Excerpts from a dataset

+-------+

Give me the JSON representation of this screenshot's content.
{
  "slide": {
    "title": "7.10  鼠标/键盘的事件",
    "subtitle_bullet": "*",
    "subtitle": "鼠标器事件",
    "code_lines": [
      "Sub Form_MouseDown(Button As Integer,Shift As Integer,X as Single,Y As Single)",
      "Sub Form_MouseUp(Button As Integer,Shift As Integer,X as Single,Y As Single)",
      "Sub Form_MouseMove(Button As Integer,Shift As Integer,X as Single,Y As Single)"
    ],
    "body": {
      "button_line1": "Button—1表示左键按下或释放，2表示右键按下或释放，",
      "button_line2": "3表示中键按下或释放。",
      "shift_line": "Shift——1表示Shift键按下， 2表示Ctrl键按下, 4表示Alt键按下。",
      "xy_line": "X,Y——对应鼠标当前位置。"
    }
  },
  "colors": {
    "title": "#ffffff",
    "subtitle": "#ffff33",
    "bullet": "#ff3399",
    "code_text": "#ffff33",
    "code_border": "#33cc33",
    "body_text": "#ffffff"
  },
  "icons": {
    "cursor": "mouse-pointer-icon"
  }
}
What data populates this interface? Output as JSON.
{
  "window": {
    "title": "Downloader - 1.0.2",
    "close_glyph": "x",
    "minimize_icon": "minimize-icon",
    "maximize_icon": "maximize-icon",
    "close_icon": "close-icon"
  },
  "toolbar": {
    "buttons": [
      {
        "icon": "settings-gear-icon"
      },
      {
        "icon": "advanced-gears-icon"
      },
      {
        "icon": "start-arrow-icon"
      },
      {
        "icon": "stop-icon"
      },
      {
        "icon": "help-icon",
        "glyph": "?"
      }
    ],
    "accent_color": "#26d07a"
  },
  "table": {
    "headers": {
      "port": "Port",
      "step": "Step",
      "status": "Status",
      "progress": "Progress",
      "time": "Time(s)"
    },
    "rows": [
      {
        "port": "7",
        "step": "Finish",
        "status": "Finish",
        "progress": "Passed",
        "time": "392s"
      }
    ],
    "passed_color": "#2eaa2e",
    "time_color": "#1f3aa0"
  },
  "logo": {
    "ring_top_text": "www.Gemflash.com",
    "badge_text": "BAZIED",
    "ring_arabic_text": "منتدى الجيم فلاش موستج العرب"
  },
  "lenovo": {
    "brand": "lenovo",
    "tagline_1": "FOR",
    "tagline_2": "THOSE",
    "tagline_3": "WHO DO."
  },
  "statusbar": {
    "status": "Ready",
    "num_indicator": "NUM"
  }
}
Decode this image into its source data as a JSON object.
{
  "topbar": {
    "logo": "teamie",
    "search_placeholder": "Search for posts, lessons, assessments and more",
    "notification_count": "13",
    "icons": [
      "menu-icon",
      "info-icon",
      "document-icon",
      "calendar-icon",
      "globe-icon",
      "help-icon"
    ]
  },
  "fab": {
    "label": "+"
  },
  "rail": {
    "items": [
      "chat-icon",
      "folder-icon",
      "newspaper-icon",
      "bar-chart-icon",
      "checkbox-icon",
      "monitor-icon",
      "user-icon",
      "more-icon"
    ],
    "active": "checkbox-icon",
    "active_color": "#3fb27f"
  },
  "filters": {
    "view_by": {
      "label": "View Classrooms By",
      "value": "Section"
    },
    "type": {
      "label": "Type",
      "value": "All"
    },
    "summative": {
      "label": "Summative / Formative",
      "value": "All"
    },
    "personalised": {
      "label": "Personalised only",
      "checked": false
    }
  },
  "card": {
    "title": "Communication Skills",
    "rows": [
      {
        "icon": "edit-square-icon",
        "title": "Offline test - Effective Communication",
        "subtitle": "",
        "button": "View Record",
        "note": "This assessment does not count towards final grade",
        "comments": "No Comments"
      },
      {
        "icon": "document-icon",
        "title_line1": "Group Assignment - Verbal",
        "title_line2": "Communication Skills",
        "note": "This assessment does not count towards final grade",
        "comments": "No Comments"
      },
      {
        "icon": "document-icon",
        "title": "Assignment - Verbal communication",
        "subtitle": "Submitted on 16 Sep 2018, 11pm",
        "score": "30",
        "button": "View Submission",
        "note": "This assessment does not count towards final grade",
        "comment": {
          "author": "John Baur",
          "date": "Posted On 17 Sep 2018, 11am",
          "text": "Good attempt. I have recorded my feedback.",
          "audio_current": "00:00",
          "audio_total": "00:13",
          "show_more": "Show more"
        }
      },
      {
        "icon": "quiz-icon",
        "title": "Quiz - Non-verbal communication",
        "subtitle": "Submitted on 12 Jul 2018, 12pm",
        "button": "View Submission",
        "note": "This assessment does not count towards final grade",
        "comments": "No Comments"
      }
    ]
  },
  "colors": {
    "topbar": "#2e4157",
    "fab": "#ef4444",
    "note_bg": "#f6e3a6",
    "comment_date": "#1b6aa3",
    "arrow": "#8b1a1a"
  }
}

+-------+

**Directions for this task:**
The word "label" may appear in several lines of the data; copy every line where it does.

**Exercise answer:**
    "label": "+"
      "label": "View Classrooms By",
      "label": "Type",
      "label": "Summative / Formative",
      "label": "Personalised only",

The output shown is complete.